> Exercise aim
Each record is to be copied exactly, with its pictures left behind.

○ ○ ○ ○ ○

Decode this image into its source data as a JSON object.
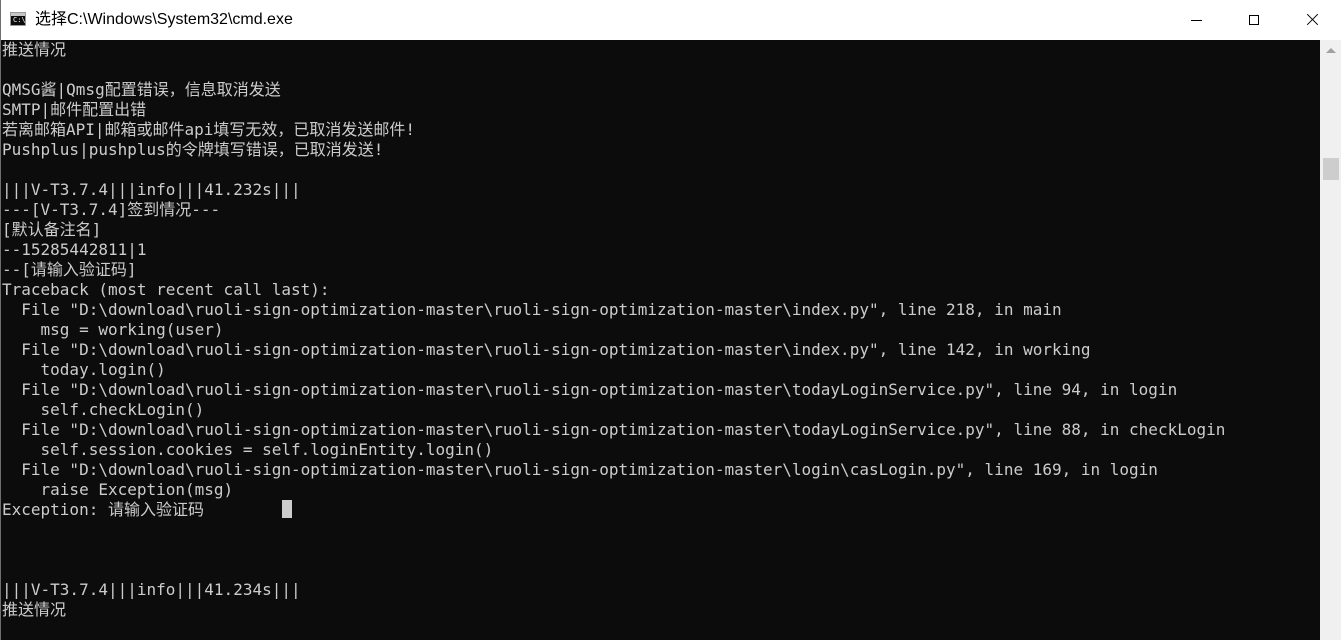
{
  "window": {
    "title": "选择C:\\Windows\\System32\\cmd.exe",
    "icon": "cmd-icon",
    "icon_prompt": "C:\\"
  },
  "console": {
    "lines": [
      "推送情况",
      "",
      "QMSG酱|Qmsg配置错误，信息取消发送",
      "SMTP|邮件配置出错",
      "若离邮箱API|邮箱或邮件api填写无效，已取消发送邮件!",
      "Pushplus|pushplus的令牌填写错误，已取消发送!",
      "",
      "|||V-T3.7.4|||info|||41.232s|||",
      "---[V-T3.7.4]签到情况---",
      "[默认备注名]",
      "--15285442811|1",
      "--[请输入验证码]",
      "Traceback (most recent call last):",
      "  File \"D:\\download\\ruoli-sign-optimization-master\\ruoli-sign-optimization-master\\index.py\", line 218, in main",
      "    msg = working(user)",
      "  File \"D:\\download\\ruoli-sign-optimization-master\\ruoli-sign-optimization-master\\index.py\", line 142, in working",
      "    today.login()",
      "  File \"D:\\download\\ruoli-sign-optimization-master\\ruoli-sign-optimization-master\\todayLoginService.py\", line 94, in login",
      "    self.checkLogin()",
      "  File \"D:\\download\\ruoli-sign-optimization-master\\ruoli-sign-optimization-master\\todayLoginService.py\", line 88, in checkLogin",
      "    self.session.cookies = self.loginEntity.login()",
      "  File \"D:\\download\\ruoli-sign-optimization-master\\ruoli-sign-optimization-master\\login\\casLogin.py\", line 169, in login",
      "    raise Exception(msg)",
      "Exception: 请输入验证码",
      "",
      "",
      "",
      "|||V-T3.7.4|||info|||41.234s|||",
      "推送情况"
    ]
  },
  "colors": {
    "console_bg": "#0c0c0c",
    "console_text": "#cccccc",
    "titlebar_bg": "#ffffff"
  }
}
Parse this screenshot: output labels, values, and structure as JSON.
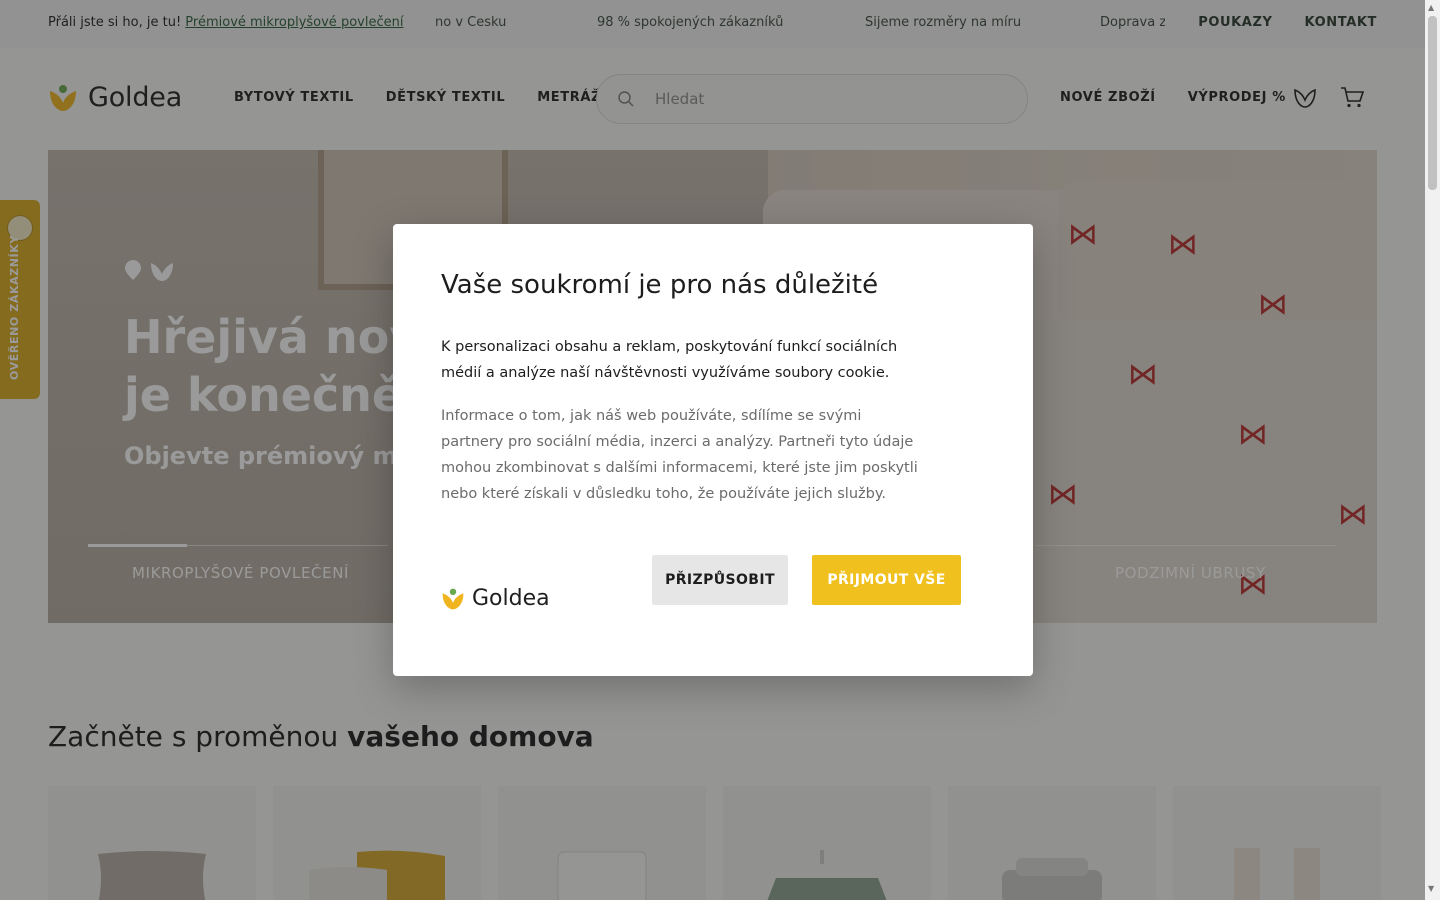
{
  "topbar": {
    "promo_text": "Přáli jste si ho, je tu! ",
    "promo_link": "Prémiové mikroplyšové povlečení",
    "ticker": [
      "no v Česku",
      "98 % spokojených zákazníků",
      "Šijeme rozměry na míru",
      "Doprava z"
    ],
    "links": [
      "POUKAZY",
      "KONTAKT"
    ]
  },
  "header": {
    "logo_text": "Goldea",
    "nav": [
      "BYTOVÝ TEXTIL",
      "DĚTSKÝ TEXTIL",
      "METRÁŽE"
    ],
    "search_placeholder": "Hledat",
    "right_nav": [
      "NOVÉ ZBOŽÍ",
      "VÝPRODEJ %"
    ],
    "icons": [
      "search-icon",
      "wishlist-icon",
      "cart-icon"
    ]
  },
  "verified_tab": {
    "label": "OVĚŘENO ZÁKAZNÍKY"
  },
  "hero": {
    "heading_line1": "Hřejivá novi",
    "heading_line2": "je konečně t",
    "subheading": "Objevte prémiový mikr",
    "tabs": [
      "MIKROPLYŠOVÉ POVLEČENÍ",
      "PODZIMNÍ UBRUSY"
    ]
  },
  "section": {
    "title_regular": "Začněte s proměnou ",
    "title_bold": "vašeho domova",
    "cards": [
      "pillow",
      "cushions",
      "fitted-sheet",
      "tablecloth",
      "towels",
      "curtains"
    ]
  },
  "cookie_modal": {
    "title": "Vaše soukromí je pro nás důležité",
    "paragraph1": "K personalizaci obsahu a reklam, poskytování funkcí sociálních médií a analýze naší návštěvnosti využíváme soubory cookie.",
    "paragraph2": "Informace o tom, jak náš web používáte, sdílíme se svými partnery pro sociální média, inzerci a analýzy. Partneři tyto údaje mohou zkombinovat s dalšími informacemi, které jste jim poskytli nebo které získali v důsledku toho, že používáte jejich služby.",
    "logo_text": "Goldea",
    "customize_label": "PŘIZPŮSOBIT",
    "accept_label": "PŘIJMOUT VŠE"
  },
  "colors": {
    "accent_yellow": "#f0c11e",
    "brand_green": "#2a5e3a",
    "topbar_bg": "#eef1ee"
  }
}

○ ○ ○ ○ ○

> Answer for the task
Decode this image into its source data as a JSON object.
{
  "window": {
    "title": "选择C:\\Windows\\System32\\cmd.exe",
    "icon": "cmd-icon",
    "icon_prompt": "C:\\"
  },
  "console": {
    "lines": [
      "推送情况",
      "",
      "QMSG酱|Qmsg配置错误，信息取消发送",
      "SMTP|邮件配置出错",
      "若离邮箱API|邮箱或邮件api填写无效，已取消发送邮件!",
      "Pushplus|pushplus的令牌填写错误，已取消发送!",
      "",
      "|||V-T3.7.4|||info|||41.232s|||",
      "---[V-T3.7.4]签到情况---",
      "[默认备注名]",
      "--15285442811|1",
      "--[请输入验证码]",
      "Traceback (most recent call last):",
      "  File \"D:\\download\\ruoli-sign-optimization-master\\ruoli-sign-optimization-master\\index.py\", line 218, in main",
      "    msg = working(user)",
      "  File \"D:\\download\\ruoli-sign-optimization-master\\ruoli-sign-optimization-master\\index.py\", line 142, in working",
      "    today.login()",
      "  File \"D:\\download\\ruoli-sign-optimization-master\\ruoli-sign-optimization-master\\todayLoginService.py\", line 94, in login",
      "    self.checkLogin()",
      "  File \"D:\\download\\ruoli-sign-optimization-master\\ruoli-sign-optimization-master\\todayLoginService.py\", line 88, in checkLogin",
      "    self.session.cookies = self.loginEntity.login()",
      "  File \"D:\\download\\ruoli-sign-optimization-master\\ruoli-sign-optimization-master\\login\\casLogin.py\", line 169, in login",
      "    raise Exception(msg)",
      "Exception: 请输入验证码",
      "",
      "",
      "",
      "|||V-T3.7.4|||info|||41.234s|||",
      "推送情况"
    ]
  },
  "colors": {
    "console_bg": "#0c0c0c",
    "console_text": "#cccccc",
    "titlebar_bg": "#ffffff"
  }
}
Parse this screenshot: output labels, values, and structure as JSON.
{
  "topbar": {
    "promo_text": "Přáli jste si ho, je tu! ",
    "promo_link": "Prémiové mikroplyšové povlečení",
    "ticker": [
      "no v Česku",
      "98 % spokojených zákazníků",
      "Šijeme rozměry na míru",
      "Doprava z"
    ],
    "links": [
      "POUKAZY",
      "KONTAKT"
    ]
  },
  "header": {
    "logo_text": "Goldea",
    "nav": [
      "BYTOVÝ TEXTIL",
      "DĚTSKÝ TEXTIL",
      "METRÁŽE"
    ],
    "search_placeholder": "Hledat",
    "right_nav": [
      "NOVÉ ZBOŽÍ",
      "VÝPRODEJ %"
    ],
    "icons": [
      "search-icon",
      "wishlist-icon",
      "cart-icon"
    ]
  },
  "verified_tab": {
    "label": "OVĚŘENO ZÁKAZNÍKY"
  },
  "hero": {
    "heading_line1": "Hřejivá novi",
    "heading_line2": "je konečně t",
    "subheading": "Objevte prémiový mikr",
    "tabs": [
      "MIKROPLYŠOVÉ POVLEČENÍ",
      "PODZIMNÍ UBRUSY"
    ]
  },
  "section": {
    "title_regular": "Začněte s proměnou ",
    "title_bold": "vašeho domova",
    "cards": [
      "pillow",
      "cushions",
      "fitted-sheet",
      "tablecloth",
      "towels",
      "curtains"
    ]
  },
  "cookie_modal": {
    "title": "Vaše soukromí je pro nás důležité",
    "paragraph1": "K personalizaci obsahu a reklam, poskytování funkcí sociálních médií a analýze naší návštěvnosti využíváme soubory cookie.",
    "paragraph2": "Informace o tom, jak náš web používáte, sdílíme se svými partnery pro sociální média, inzerci a analýzy. Partneři tyto údaje mohou zkombinovat s dalšími informacemi, které jste jim poskytli nebo které získali v důsledku toho, že používáte jejich služby.",
    "logo_text": "Goldea",
    "customize_label": "PŘIZPŮSOBIT",
    "accept_label": "PŘIJMOUT VŠE"
  },
  "colors": {
    "accent_yellow": "#f0c11e",
    "brand_green": "#2a5e3a",
    "topbar_bg": "#eef1ee"
  }
}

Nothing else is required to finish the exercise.